TASK BRIEF — All of the data that follows should be given again exactly, without its images.

DATA FOR THE TASK —
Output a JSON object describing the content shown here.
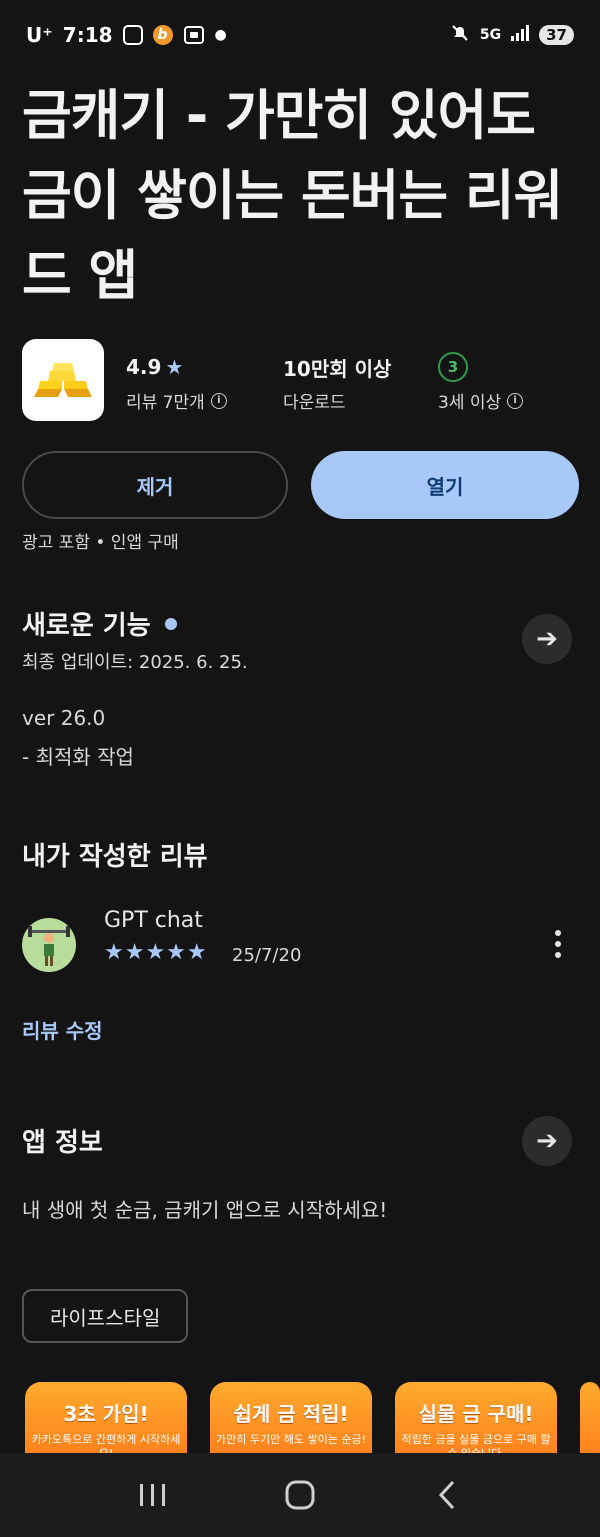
{
  "status_bar": {
    "carrier": "U⁺",
    "time": "7:18",
    "network": "5G",
    "battery": "37"
  },
  "app": {
    "title": "금캐기 - 가만히 있어도 금이 쌓이는 돈버는 리워드 앱",
    "rating": "4.9",
    "reviews_label": "리뷰 7만개",
    "downloads": "10만회 이상",
    "downloads_label": "다운로드",
    "age_rating": "3",
    "age_label": "3세 이상"
  },
  "actions": {
    "remove_label": "제거",
    "open_label": "열기",
    "ads_note": "광고 포함 • 인앱 구매"
  },
  "whats_new": {
    "title": "새로운 기능",
    "updated": "최종 업데이트: 2025. 6. 25.",
    "version": "ver 26.0",
    "notes": "- 최적화 작업"
  },
  "my_review": {
    "title": "내가 작성한 리뷰",
    "reviewer": "GPT chat",
    "stars": "★★★★★",
    "rating": 5,
    "date": "25/7/20",
    "edit_label": "리뷰 수정"
  },
  "app_info": {
    "title": "앱 정보",
    "description": "내 생애 첫 순금, 금캐기 앱으로 시작하세요!",
    "category": "라이프스타일"
  },
  "screenshots": [
    {
      "title": "3초 가입!",
      "subtitle": "카카오톡으로 간편하게 시작하세요!"
    },
    {
      "title": "쉽게 금 적립!",
      "subtitle": "가만히 두기만 해도 쌓이는 순금!"
    },
    {
      "title": "실물 금 구매!",
      "subtitle": "적립한 금을 실물 금으로 구매 할 수 있습니다."
    }
  ],
  "colors": {
    "background": "#141414",
    "accent": "#a8c8fa",
    "open_button_text": "#0d3b73",
    "age_badge": "#2d9b4a",
    "screenshot_orange": "#ff8f22"
  }
}
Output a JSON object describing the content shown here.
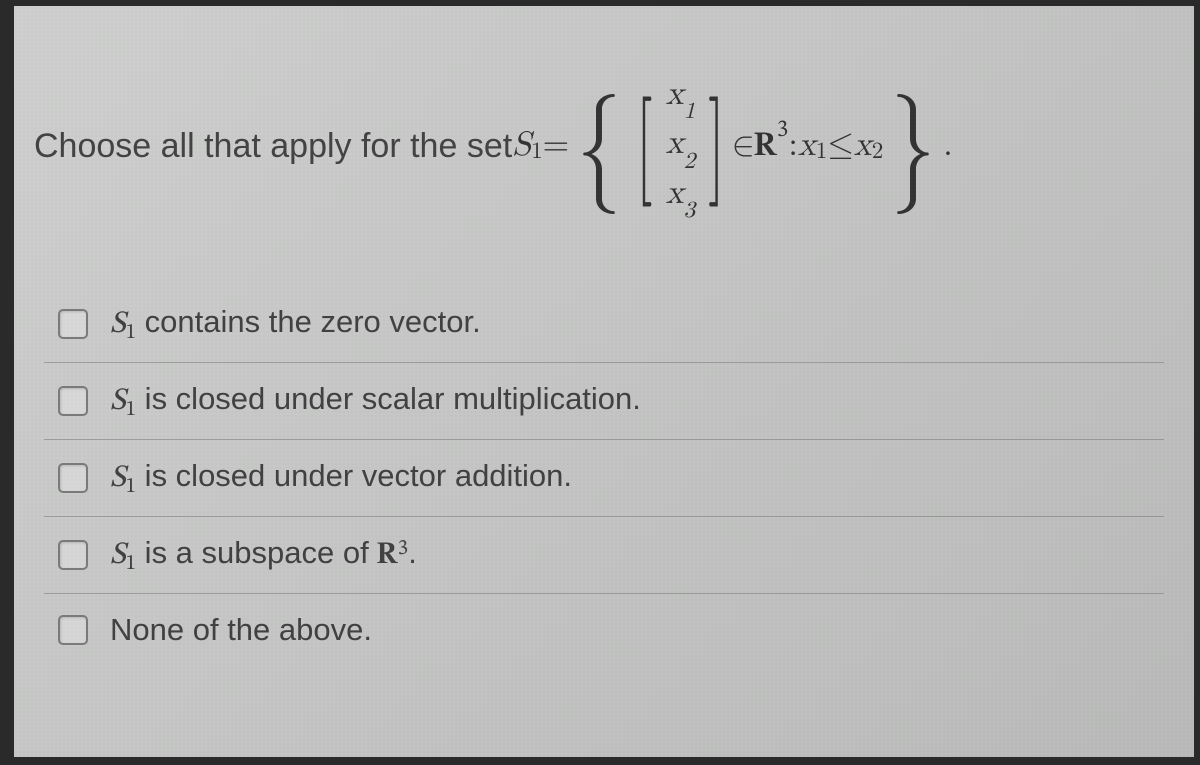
{
  "question": {
    "prompt_prefix": "Choose all that apply for the set ",
    "set_symbol": "S",
    "set_sub": "1",
    "equals": " = ",
    "vector_entries": [
      "x",
      "x",
      "x"
    ],
    "vector_subs": [
      "1",
      "2",
      "3"
    ],
    "membership": " ∈ ",
    "space_R": "R",
    "space_sup": "3",
    "colon": " : ",
    "cond_lhs_var": "x",
    "cond_lhs_sub": "1",
    "cond_rel": " ≤ ",
    "cond_rhs_var": "x",
    "cond_rhs_sub": "2",
    "period": "."
  },
  "options": [
    {
      "S": "S",
      "sub": "1",
      "rest": " contains the zero vector."
    },
    {
      "S": "S",
      "sub": "1",
      "rest": " is closed under scalar multiplication."
    },
    {
      "S": "S",
      "sub": "1",
      "rest": " is closed under vector addition."
    },
    {
      "S": "S",
      "sub": "1",
      "rest": " is a subspace of ",
      "R": "R",
      "Rsup": "3",
      "tail": "."
    },
    {
      "plain": "None of the above."
    }
  ]
}
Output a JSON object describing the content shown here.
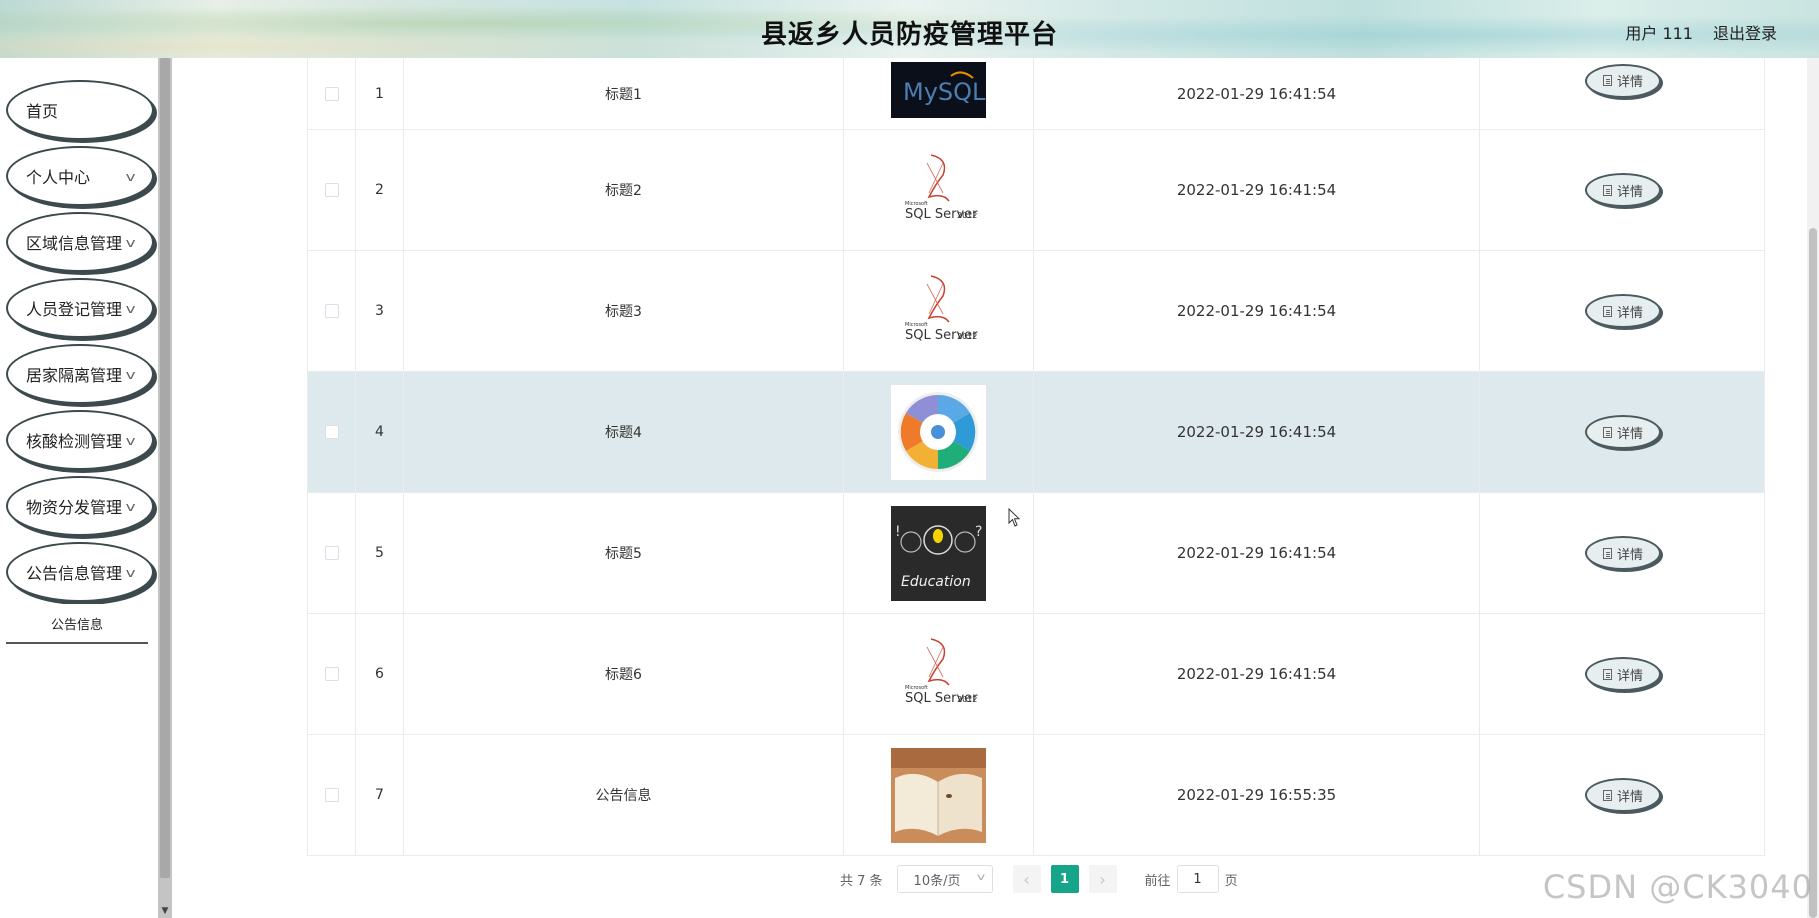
{
  "header": {
    "title": "县返乡人员防疫管理平台",
    "user_label": "用户 111",
    "logout_label": "退出登录"
  },
  "sidebar": {
    "items": [
      {
        "label": "首页",
        "has_chevron": false
      },
      {
        "label": "个人中心",
        "has_chevron": true
      },
      {
        "label": "区域信息管理",
        "has_chevron": true
      },
      {
        "label": "人员登记管理",
        "has_chevron": true
      },
      {
        "label": "居家隔离管理",
        "has_chevron": true
      },
      {
        "label": "核酸检测管理",
        "has_chevron": true
      },
      {
        "label": "物资分发管理",
        "has_chevron": true
      },
      {
        "label": "公告信息管理",
        "has_chevron": true
      }
    ],
    "submenu": {
      "label": "公告信息"
    }
  },
  "table": {
    "rows": [
      {
        "index": "1",
        "title": "标题1",
        "image": "mysql-logo",
        "time": "2022-01-29 16:41:54",
        "action": "详情"
      },
      {
        "index": "2",
        "title": "标题2",
        "image": "sqlserver-logo",
        "time": "2022-01-29 16:41:54",
        "action": "详情"
      },
      {
        "index": "3",
        "title": "标题3",
        "image": "sqlserver-logo",
        "time": "2022-01-29 16:41:54",
        "action": "详情"
      },
      {
        "index": "4",
        "title": "标题4",
        "image": "tech-wheel-diagram",
        "time": "2022-01-29 16:41:54",
        "action": "详情",
        "highlight": true
      },
      {
        "index": "5",
        "title": "标题5",
        "image": "education-chalkboard",
        "time": "2022-01-29 16:41:54",
        "action": "详情"
      },
      {
        "index": "6",
        "title": "标题6",
        "image": "sqlserver-logo",
        "time": "2022-01-29 16:41:54",
        "action": "详情"
      },
      {
        "index": "7",
        "title": "公告信息",
        "image": "open-book-photo",
        "time": "2022-01-29 16:55:35",
        "action": "详情"
      }
    ]
  },
  "pagination": {
    "total": "共 7 条",
    "page_size": "10条/页",
    "current_page": "1",
    "goto_prefix": "前往",
    "goto_value": "1",
    "goto_suffix": "页"
  },
  "image_texts": {
    "mysql": "MySQL",
    "sqlserver_small": "Microsoft",
    "sqlserver": "SQL Server",
    "sqlserver_year": "2012",
    "education": "Education"
  },
  "watermark": "CSDN @CK3040",
  "colors": {
    "accent": "#17a589",
    "row_highlight": "#dde9ec",
    "button_border": "#4a5a5e"
  }
}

RESPONSE AREA —
Output a JSON object describing the content shown here.
{
  "status_bar": {
    "carrier": "U⁺",
    "time": "7:18",
    "network": "5G",
    "battery": "37"
  },
  "app": {
    "title": "금캐기 - 가만히 있어도 금이 쌓이는 돈버는 리워드 앱",
    "rating": "4.9",
    "reviews_label": "리뷰 7만개",
    "downloads": "10만회 이상",
    "downloads_label": "다운로드",
    "age_rating": "3",
    "age_label": "3세 이상"
  },
  "actions": {
    "remove_label": "제거",
    "open_label": "열기",
    "ads_note": "광고 포함 • 인앱 구매"
  },
  "whats_new": {
    "title": "새로운 기능",
    "updated": "최종 업데이트: 2025. 6. 25.",
    "version": "ver 26.0",
    "notes": "- 최적화 작업"
  },
  "my_review": {
    "title": "내가 작성한 리뷰",
    "reviewer": "GPT chat",
    "stars": "★★★★★",
    "rating": 5,
    "date": "25/7/20",
    "edit_label": "리뷰 수정"
  },
  "app_info": {
    "title": "앱 정보",
    "description": "내 생애 첫 순금, 금캐기 앱으로 시작하세요!",
    "category": "라이프스타일"
  },
  "screenshots": [
    {
      "title": "3초 가입!",
      "subtitle": "카카오톡으로 간편하게 시작하세요!"
    },
    {
      "title": "쉽게 금 적립!",
      "subtitle": "가만히 두기만 해도 쌓이는 순금!"
    },
    {
      "title": "실물 금 구매!",
      "subtitle": "적립한 금을 실물 금으로 구매 할 수 있습니다."
    }
  ],
  "colors": {
    "background": "#141414",
    "accent": "#a8c8fa",
    "open_button_text": "#0d3b73",
    "age_badge": "#2d9b4a",
    "screenshot_orange": "#ff8f22"
  }
}
Output a JSON object describing the content shown here.
{
  "question": {
    "prompt_prefix": "Choose all that apply for the set ",
    "set_symbol": "S",
    "set_sub": "1",
    "equals": " = ",
    "vector_entries": [
      "x",
      "x",
      "x"
    ],
    "vector_subs": [
      "1",
      "2",
      "3"
    ],
    "membership": " ∈ ",
    "space_R": "R",
    "space_sup": "3",
    "colon": " : ",
    "cond_lhs_var": "x",
    "cond_lhs_sub": "1",
    "cond_rel": " ≤ ",
    "cond_rhs_var": "x",
    "cond_rhs_sub": "2",
    "period": "."
  },
  "options": [
    {
      "S": "S",
      "sub": "1",
      "rest": " contains the zero vector."
    },
    {
      "S": "S",
      "sub": "1",
      "rest": " is closed under scalar multiplication."
    },
    {
      "S": "S",
      "sub": "1",
      "rest": " is closed under vector addition."
    },
    {
      "S": "S",
      "sub": "1",
      "rest": " is a subspace of ",
      "R": "R",
      "Rsup": "3",
      "tail": "."
    },
    {
      "plain": "None of the above."
    }
  ]
}
Output a JSON object describing the content shown here.
{
  "header": {
    "title": "县返乡人员防疫管理平台",
    "user_label": "用户 111",
    "logout_label": "退出登录"
  },
  "sidebar": {
    "items": [
      {
        "label": "首页",
        "has_chevron": false
      },
      {
        "label": "个人中心",
        "has_chevron": true
      },
      {
        "label": "区域信息管理",
        "has_chevron": true
      },
      {
        "label": "人员登记管理",
        "has_chevron": true
      },
      {
        "label": "居家隔离管理",
        "has_chevron": true
      },
      {
        "label": "核酸检测管理",
        "has_chevron": true
      },
      {
        "label": "物资分发管理",
        "has_chevron": true
      },
      {
        "label": "公告信息管理",
        "has_chevron": true
      }
    ],
    "submenu": {
      "label": "公告信息"
    }
  },
  "table": {
    "rows": [
      {
        "index": "1",
        "title": "标题1",
        "image": "mysql-logo",
        "time": "2022-01-29 16:41:54",
        "action": "详情"
      },
      {
        "index": "2",
        "title": "标题2",
        "image": "sqlserver-logo",
        "time": "2022-01-29 16:41:54",
        "action": "详情"
      },
      {
        "index": "3",
        "title": "标题3",
        "image": "sqlserver-logo",
        "time": "2022-01-29 16:41:54",
        "action": "详情"
      },
      {
        "index": "4",
        "title": "标题4",
        "image": "tech-wheel-diagram",
        "time": "2022-01-29 16:41:54",
        "action": "详情",
        "highlight": true
      },
      {
        "index": "5",
        "title": "标题5",
        "image": "education-chalkboard",
        "time": "2022-01-29 16:41:54",
        "action": "详情"
      },
      {
        "index": "6",
        "title": "标题6",
        "image": "sqlserver-logo",
        "time": "2022-01-29 16:41:54",
        "action": "详情"
      },
      {
        "index": "7",
        "title": "公告信息",
        "image": "open-book-photo",
        "time": "2022-01-29 16:55:35",
        "action": "详情"
      }
    ]
  },
  "pagination": {
    "total": "共 7 条",
    "page_size": "10条/页",
    "current_page": "1",
    "goto_prefix": "前往",
    "goto_value": "1",
    "goto_suffix": "页"
  },
  "image_texts": {
    "mysql": "MySQL",
    "sqlserver_small": "Microsoft",
    "sqlserver": "SQL Server",
    "sqlserver_year": "2012",
    "education": "Education"
  },
  "watermark": "CSDN @CK3040",
  "colors": {
    "accent": "#17a589",
    "row_highlight": "#dde9ec",
    "button_border": "#4a5a5e"
  }
}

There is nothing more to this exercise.